The Atlantic Monthly/Volume 17/Number 102/My Annual
FOR THE "BOYS OF '29."
HOW long will this harp which you once loved to hear
Cheat your lips of a smile or your eyes of a tear?
How long stir the echoes it wakened of old,
While its strings were unbroken, untarnished its gold?
Dear friends of my boyhood, my words do you wrong;
The heart, the heart only, shall throb in my song;
It reads the kind answer that looks from your eyes,—
"We will bid our old harper play on till he dies."
Though Youth, the fair angel that looked o'er the strings,
Has lost the bright glory that gleamed on his wings,
Though the freshness of morning has passed from its tone,
It is still the old harp that was always your own.
I claim not its music,—each note it affords
I strike from your heart-strings, that lend me its chords;
I know you will listen and love to the last,
For it trembles and thrills with the voice of your past.
Ah, brothers! dear brothers! the harp that I hold
No craftsman could string and no artisan mould;
He shaped it, He strung it, who fashioned the lyres
That ring with the hymns of the seraphim choirs.
Not mine are the visions of beauty it brings,
Not mine the faint fragrance around it that clings;
Those shapes are the phantoms of years that have fled,
Those sweets breathe from roses your summers have shed.
Each hour of the past lends its tribute to this,
Till it blooms like a bower in the Garden of Bliss;
The thorn and the thistle may grow as they will,
Where Friendship unfolds there is Paradise still.
The bird wanders careless while Summer is green,
The leaf-hidden cradle that rocked him unseen;
When Autumn's rude fingers the woods have undressed,
The boughs may look bare, but they show him his nest.
Too precious these moments! the lustre they fling
Is the light of our year, is the gem in its ring,
So brimming with sunshine, we almost forget
The rays it has lost, and its border of jet.
While round us the many-hued halo is shed,
How dear are the living, how near are the dead!
One circle, scarce broken, these waiting below,
Those walking the shores where the asphodels blow!
Not life shall enlarge it, nor death shall divide,—
No brother new-born finds his place at my side;
No titles shall freeze us, no grandeurs infest,—
His Honor, His Worship, are boys like the rest.
Some won the world's homage,—their names we hold dear,—
But Friendship, not Fame, is the countersign here;
Make room by the conqueror crowned in the strife
For the comrade that limps from the battle of life!
What tongue talks of battle?
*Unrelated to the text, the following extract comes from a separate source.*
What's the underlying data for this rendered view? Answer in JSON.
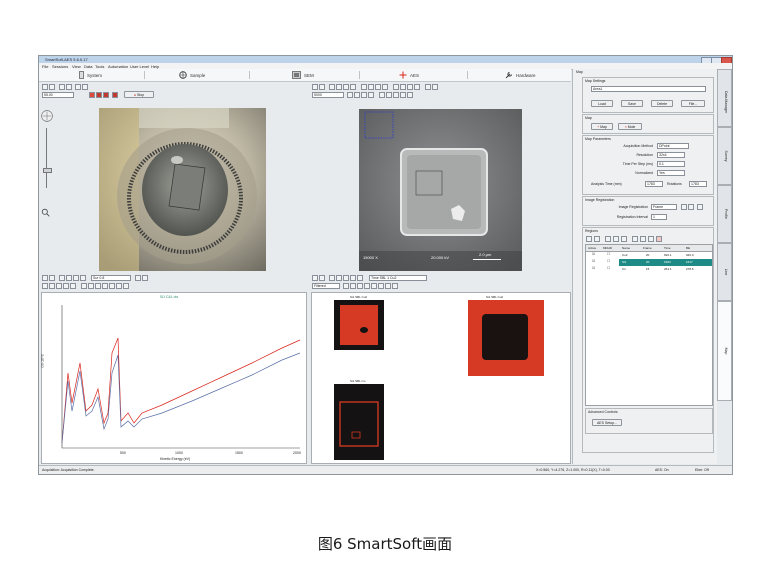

Too long we have heard
In sorrow, in anguish, that terrible word;
It reddened the sunshine, it crimsoned the wave,
It sprinkled our doors with the blood of our brave.
Peace, Peace, comes at last, with her garland of white;
Peace broods in all hearts as we gather to-night;
The blazon of Union spreads full in the sun;
We echo its words,—We are One! We are One!